There are varying degrees; there is sick and defiant, there is sick and considering treatment, there is sick and accepting help, there is the journey into recovery and then, one day there is recovered. And I believe in recovery. I believe in treatment; when you don’t want to go and you ”don’t know what to say” because ”it’s pointless” and ”I’m not that sick” it is invaluable. But it’s an illness and it only gets worse if you leave it alone.
I still need support, yet I know I’m nowhere near as ill as I once was. I beg you; don’t dismiss someone because they look fine. Don’t dismiss yourself. Don’t wait to get help. I’m sorry that people are so judgmental. I’m sorry you think you’re not sick enough – not thin enough – until someone forces you into treatment. I’m sorry that eating disorders are misunderstood.
Just know, it’s not OK now but it will be.”
Being at a healthy weight is important, but it’s then that in some ways you need more help – different help. You’re thinking is less messed up than before as you’re nourishing your body, but often the things that tipped you into anorexia are still there. Then there is the constant need to be seen eating okay so as not to freak people out. A pressure to stay in recovery and not relapse. Trying to work out the universe without a map as the map you’d been reading from proved to be a lousy map, but it was all you knew. It was the only map you learnt to read. When you have a bad day in the office, restriction is no longer something you can do to cope with the emotions.

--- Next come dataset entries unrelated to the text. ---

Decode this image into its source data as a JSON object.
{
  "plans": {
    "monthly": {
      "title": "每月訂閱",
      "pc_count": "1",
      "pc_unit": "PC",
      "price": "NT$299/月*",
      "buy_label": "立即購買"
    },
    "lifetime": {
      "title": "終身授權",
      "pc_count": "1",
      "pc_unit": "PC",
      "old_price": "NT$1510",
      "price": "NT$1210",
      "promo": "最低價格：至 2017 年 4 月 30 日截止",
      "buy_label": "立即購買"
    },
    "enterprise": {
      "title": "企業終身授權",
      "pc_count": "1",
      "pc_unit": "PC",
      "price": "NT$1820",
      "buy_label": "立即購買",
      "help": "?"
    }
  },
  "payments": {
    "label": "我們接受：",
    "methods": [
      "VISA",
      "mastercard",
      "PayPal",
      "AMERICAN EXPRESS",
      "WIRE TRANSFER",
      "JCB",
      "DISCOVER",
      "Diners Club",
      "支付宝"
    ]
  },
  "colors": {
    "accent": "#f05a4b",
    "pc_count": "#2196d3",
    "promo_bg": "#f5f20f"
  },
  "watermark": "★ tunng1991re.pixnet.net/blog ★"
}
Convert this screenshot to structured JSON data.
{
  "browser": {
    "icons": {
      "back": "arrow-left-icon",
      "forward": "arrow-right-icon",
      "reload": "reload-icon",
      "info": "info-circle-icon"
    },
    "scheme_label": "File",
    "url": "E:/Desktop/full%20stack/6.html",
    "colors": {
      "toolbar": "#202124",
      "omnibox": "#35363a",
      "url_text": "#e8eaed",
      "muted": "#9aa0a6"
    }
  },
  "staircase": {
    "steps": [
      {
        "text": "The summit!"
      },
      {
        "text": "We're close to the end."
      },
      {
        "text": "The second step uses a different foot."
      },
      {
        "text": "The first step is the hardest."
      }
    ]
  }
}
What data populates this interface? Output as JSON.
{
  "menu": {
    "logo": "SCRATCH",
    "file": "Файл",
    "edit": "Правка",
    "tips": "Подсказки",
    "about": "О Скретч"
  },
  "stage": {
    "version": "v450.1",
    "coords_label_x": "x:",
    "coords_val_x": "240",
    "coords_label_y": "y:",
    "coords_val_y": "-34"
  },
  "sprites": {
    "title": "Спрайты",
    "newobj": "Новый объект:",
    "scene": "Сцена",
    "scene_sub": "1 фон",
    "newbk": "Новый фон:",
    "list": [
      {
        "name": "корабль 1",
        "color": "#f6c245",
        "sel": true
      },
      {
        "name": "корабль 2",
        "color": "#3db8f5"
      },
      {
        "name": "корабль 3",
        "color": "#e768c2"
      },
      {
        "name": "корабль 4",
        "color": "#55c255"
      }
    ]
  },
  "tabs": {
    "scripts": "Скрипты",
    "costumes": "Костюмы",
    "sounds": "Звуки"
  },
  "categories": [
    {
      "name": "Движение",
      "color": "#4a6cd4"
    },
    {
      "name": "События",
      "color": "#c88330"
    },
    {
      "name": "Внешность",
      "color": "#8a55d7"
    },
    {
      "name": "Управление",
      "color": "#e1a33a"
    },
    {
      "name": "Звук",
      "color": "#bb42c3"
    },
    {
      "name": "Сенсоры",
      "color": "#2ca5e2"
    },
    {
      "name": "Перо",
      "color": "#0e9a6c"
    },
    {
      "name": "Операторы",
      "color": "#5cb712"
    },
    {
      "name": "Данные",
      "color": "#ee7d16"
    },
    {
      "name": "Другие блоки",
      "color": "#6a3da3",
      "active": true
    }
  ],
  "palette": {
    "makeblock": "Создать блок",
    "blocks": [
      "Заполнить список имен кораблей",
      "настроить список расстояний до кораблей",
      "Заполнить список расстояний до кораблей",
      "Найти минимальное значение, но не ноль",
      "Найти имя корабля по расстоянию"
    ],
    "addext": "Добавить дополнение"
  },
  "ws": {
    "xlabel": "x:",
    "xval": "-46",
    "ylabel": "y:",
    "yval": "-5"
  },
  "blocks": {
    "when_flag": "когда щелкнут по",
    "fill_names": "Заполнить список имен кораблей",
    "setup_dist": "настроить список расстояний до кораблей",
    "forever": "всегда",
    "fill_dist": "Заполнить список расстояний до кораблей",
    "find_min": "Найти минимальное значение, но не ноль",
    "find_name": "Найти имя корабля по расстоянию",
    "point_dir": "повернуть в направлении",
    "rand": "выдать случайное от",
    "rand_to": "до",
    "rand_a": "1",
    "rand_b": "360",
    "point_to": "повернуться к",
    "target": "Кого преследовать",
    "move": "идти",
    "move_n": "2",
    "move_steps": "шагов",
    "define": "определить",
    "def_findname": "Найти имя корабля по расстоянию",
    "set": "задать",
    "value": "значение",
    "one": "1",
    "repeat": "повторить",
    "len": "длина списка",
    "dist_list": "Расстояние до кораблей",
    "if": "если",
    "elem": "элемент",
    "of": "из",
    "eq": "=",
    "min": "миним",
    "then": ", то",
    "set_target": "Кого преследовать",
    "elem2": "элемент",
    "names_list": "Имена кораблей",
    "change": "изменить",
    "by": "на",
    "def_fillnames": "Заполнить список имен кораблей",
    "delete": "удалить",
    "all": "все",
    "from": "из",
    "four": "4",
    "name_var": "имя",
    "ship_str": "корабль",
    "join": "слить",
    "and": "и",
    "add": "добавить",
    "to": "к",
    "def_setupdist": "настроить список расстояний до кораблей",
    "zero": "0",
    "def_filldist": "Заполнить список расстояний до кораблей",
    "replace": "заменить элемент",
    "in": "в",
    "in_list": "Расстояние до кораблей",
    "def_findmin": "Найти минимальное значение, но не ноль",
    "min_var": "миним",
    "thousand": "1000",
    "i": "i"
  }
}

You flounder looking for some “healthy” coping mechanism, but you might not have learnt these well enough. Sometimes i find recovery a different kind of lonely to the loneliness of anorexia.
I’m a bit of a chameleon. To my clients i seem the most cheerful person on the planet, to my colleagues i seem the bubbliest. To my friends i am someone who has to drag themselves to work despite how rough i’m feeling. I look everywhere to find something that will make me happy. It doesn’t have to be an item. It can be conversation from a cute child, geese flying above, or a rainbow, etc. At the weekends it’s Ray and the cats. I’m typing one-handed as Bella want her tummy rubbed. Today it was also the opening of a craft shop in a nearby town. We used get off the bus and step into an independent art shop. I would stock up on lovely things to use in crafts and card making. Then the owners retired. I was gutted. This little exploration every Saturday made me very happy. We still went to the town, but there was always a sense of loss as i got off the bus next to the empty shop. It’s now a cafe, and i wish them well. Today a major craft chain opened-up near the town center. It’s sad that it’s not an independent, but it will bring me and many others a happiness. Darian Leader, in his book The New Black talks of the importance of creativity in helping to dampen down melancholy. When i first read his book i thought it was a simplistic solution that could never work. A few months later i started at the eating disorder day hospital program and found that i wasn’t after all, completely un artistic. I also found that Darian was right, connecting with my creative side (that i’d presumed for 40 years i’d never had) has helped my mood a lot. I’m looking forward to playing and creating tomorrow.